*** Opening of DATASET RECORDS ***

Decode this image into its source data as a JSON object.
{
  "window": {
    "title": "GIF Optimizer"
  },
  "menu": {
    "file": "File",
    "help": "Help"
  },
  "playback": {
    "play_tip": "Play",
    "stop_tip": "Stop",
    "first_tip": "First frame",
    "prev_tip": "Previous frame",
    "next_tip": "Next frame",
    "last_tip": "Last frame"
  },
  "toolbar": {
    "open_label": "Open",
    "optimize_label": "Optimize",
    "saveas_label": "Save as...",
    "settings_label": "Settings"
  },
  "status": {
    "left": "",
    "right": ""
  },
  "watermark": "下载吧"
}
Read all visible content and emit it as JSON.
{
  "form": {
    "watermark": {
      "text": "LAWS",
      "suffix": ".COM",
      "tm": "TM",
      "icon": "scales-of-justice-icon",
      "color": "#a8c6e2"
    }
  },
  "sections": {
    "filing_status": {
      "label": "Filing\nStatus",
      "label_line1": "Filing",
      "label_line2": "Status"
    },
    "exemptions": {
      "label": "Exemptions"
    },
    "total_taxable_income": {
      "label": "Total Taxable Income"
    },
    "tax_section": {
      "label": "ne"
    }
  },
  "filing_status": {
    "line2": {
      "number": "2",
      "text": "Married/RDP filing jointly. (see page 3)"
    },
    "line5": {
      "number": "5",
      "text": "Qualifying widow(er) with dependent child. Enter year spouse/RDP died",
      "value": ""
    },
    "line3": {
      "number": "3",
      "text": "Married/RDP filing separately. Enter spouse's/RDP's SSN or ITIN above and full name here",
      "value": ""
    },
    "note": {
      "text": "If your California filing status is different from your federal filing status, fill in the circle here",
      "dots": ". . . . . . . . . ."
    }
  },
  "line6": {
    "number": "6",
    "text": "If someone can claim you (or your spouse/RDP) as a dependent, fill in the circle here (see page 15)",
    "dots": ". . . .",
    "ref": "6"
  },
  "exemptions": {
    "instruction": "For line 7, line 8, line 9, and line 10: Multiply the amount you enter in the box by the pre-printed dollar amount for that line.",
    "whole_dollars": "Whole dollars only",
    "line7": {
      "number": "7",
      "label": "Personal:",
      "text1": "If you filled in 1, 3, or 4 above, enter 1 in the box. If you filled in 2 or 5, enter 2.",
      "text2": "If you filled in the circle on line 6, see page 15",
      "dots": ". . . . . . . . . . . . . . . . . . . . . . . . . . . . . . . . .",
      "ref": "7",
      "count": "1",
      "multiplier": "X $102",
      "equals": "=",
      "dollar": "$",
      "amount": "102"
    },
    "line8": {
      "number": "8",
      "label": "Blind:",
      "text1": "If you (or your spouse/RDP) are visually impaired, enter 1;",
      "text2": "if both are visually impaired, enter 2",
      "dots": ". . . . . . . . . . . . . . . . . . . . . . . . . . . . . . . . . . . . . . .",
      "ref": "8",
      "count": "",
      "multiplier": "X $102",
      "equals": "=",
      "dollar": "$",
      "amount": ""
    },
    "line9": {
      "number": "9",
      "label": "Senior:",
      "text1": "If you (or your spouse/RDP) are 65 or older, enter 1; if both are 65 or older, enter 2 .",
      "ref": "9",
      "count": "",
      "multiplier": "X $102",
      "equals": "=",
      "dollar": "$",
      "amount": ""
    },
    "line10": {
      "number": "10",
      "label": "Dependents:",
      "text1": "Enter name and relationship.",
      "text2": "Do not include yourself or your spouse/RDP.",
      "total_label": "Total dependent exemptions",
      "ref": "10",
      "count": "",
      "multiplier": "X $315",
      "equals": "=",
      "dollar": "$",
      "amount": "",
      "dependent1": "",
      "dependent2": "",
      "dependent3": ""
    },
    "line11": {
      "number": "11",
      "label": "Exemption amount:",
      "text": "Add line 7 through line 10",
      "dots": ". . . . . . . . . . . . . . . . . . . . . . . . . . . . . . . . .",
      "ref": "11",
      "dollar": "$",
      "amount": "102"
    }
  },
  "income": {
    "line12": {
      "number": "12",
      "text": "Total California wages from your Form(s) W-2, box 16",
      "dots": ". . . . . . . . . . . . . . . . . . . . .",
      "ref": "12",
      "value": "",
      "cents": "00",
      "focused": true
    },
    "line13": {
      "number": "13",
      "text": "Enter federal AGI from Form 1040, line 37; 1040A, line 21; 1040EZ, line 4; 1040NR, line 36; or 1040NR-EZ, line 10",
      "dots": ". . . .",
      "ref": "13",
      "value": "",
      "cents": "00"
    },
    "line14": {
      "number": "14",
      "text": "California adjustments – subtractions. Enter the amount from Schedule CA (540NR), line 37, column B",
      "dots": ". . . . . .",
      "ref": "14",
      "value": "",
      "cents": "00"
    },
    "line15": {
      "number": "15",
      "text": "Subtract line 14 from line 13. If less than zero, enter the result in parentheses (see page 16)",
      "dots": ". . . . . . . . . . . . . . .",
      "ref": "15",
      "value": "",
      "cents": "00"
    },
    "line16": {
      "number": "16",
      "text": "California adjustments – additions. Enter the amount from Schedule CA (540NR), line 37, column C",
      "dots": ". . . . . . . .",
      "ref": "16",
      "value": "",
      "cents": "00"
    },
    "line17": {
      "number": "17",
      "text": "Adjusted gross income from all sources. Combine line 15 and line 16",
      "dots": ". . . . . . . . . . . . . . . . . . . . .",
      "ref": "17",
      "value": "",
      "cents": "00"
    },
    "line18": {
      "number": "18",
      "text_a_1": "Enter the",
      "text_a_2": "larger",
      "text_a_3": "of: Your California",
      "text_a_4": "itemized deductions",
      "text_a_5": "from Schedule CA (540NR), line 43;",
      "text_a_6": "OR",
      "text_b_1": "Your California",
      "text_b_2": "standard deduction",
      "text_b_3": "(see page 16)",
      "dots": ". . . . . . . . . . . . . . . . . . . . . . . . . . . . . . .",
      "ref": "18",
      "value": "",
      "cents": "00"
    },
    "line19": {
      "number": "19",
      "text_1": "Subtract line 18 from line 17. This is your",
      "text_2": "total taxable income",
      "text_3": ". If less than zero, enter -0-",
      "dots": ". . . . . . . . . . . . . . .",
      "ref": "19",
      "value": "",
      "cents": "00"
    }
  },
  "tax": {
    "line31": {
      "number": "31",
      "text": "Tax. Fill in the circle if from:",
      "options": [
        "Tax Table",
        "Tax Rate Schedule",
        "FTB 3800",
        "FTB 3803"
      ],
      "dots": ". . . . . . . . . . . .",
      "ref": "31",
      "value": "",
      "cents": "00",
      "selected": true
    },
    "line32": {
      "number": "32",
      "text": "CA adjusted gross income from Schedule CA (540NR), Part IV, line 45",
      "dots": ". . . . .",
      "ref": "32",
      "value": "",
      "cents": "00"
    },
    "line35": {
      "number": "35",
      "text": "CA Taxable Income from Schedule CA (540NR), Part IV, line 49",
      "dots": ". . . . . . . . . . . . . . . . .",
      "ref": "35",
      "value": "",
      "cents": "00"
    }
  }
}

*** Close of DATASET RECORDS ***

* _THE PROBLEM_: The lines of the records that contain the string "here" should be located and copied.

* _SOLUTION TO THE PROBLEM_:
      "text": "Married/RDP filing separately. Enter spouse's/RDP's SSN or ITIN above and full name here",
      "text": "If your California filing status is different from your federal filing status, fill in the circle here",
    "text": "If someone can claim you (or your spouse/RDP) as a dependent, fill in the circle here (see page 15)",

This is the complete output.